When the Mexican land offices closed in the fall of 1835, Irion returned to the practice of medicine in Nacogdoches. On September 14, 1835, he was elected to the Committee of Safety and Vigilance for Nacogdoches and on April 14, 1836, was a commandant of Nacogdoches Municipality. He was a senator from Nacogdoches in the First Congress of the Republic of Texas, from October 4, 1836, to June 13, 1837. President Sam Houston appointed him secretary of state of the Republic of Texas in 1837, and he traveled to the United States, Canada, England, and Europe until President Mirabeau B. Lamar appointed Barnard E. Bee to succeed him on December 13, 1838.
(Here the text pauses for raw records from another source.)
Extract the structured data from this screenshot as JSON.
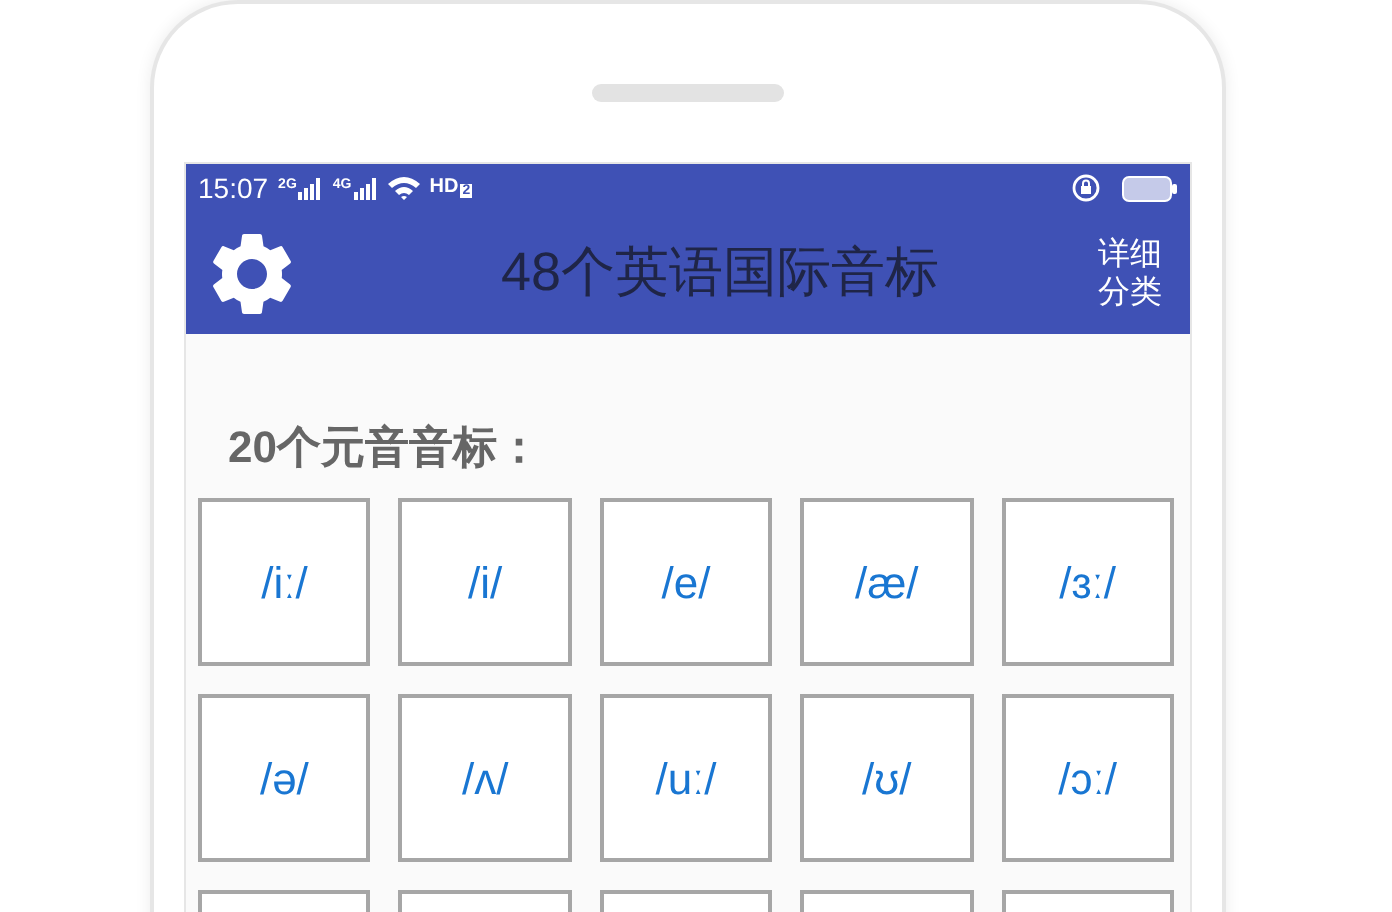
{
  "status_bar": {
    "time": "15:07",
    "signals": [
      {
        "label": "2G"
      },
      {
        "label": "4G"
      }
    ],
    "hd": {
      "label": "HD",
      "sub": "2"
    }
  },
  "app_bar": {
    "title": "48个英语国际音标",
    "action": {
      "lines": [
        "详细",
        "分类"
      ]
    }
  },
  "section": {
    "heading": "20个元音音标：",
    "cells": [
      {
        "kind": "symbol",
        "text": "/iː/"
      },
      {
        "kind": "symbol",
        "text": "/i/"
      },
      {
        "kind": "symbol",
        "text": "/e/"
      },
      {
        "kind": "symbol",
        "text": "/æ/"
      },
      {
        "kind": "symbol",
        "text": "/ɜː/"
      },
      {
        "kind": "symbol",
        "text": "/ə/"
      },
      {
        "kind": "symbol",
        "text": "/ʌ/"
      },
      {
        "kind": "symbol",
        "text": "/uː/"
      },
      {
        "kind": "symbol",
        "text": "/ʊ/"
      },
      {
        "kind": "symbol",
        "text": "/ɔː/"
      },
      {
        "kind": "hidden"
      },
      {
        "kind": "hidden"
      },
      {
        "kind": "hidden"
      },
      {
        "kind": "hidden"
      },
      {
        "kind": "hidden"
      }
    ]
  }
}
Irion was a charter member of the Philosophical Society of Texas and an Episcopalian. On March 29 or 30, 1840, he married Anna W. Raguet of Nacogdoches, daughter of Henry Raguet; they had five children. Irion continued the practice of medicine in Nacogdoches until his death, on March 2, 1861. He was buried in Oak Grove Cemetery in Nacogdoches, where a monument was erected in his honor. Irion County in West Texas was named for him in 1889. Source
31° 36.202, -094° 38.945
Oak Grove Cemetery